WORK TO COMPLETE – Go through the entries below and pick out every line with "this".

----

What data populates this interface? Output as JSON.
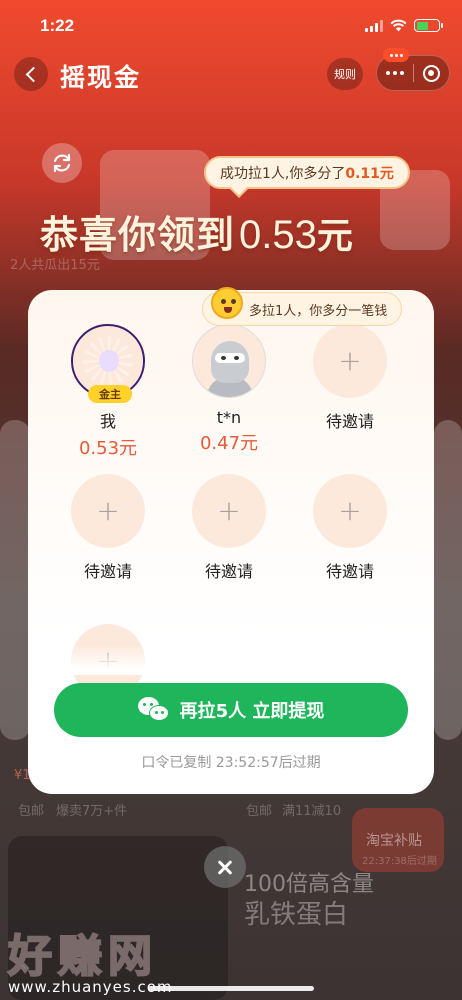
{
  "status_bar": {
    "time": "1:22"
  },
  "nav": {
    "title": "摇现金",
    "rules_label": "规则"
  },
  "banner": {
    "success_text_prefix": "成功拉1人,你多分了",
    "success_amount": "0.11元",
    "congrats_text": "恭喜你领到",
    "congrats_amount": "0.53",
    "congrats_unit": "元"
  },
  "modal": {
    "hint": "多拉1人，你多分一笔钱",
    "slots": [
      {
        "name": "我",
        "amount": "0.53元",
        "tag": "金主"
      },
      {
        "name": "t*n",
        "amount": "0.47元"
      },
      {
        "name": "待邀请"
      },
      {
        "name": "待邀请"
      },
      {
        "name": "待邀请"
      },
      {
        "name": "待邀请"
      }
    ],
    "cta_label": "再拉5人 立即提现",
    "expire_text": "口令已复制 23:52:57后过期"
  },
  "background": {
    "item_price": "¥1",
    "labels": [
      "2人共瓜出15元",
      "包邮",
      "爆卖7万+件",
      "包邮",
      "满11减10",
      "淘宝补贴",
      "22:37:38后过期",
      "100倍高含量",
      "乳铁蛋白"
    ]
  },
  "watermark": {
    "brand": "好赚网",
    "url": "www.zhuanyes.com"
  }
}
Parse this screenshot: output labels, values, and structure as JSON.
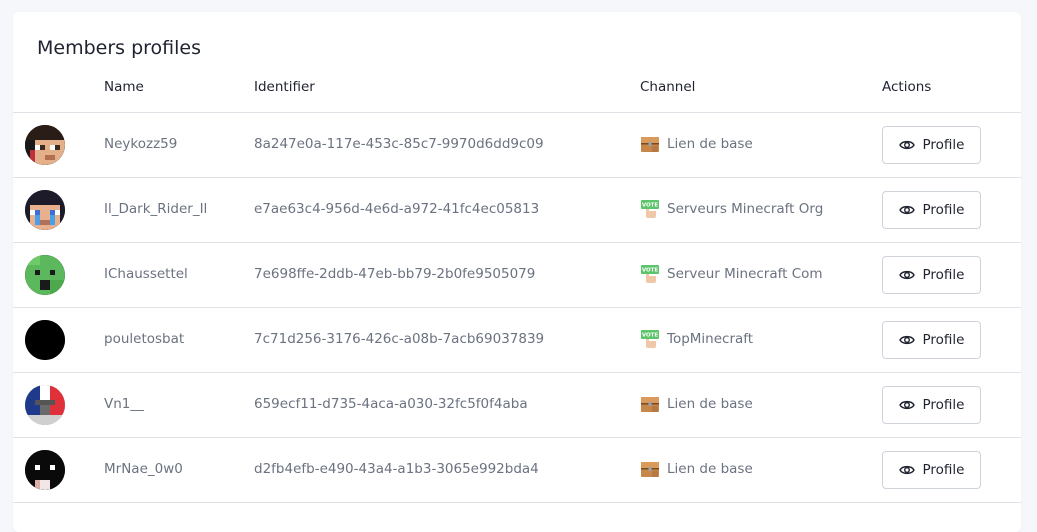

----

ANSWER –
What data populates this interface? Output as JSON.
Parse this screenshot: output labels, values, and structure as JSON.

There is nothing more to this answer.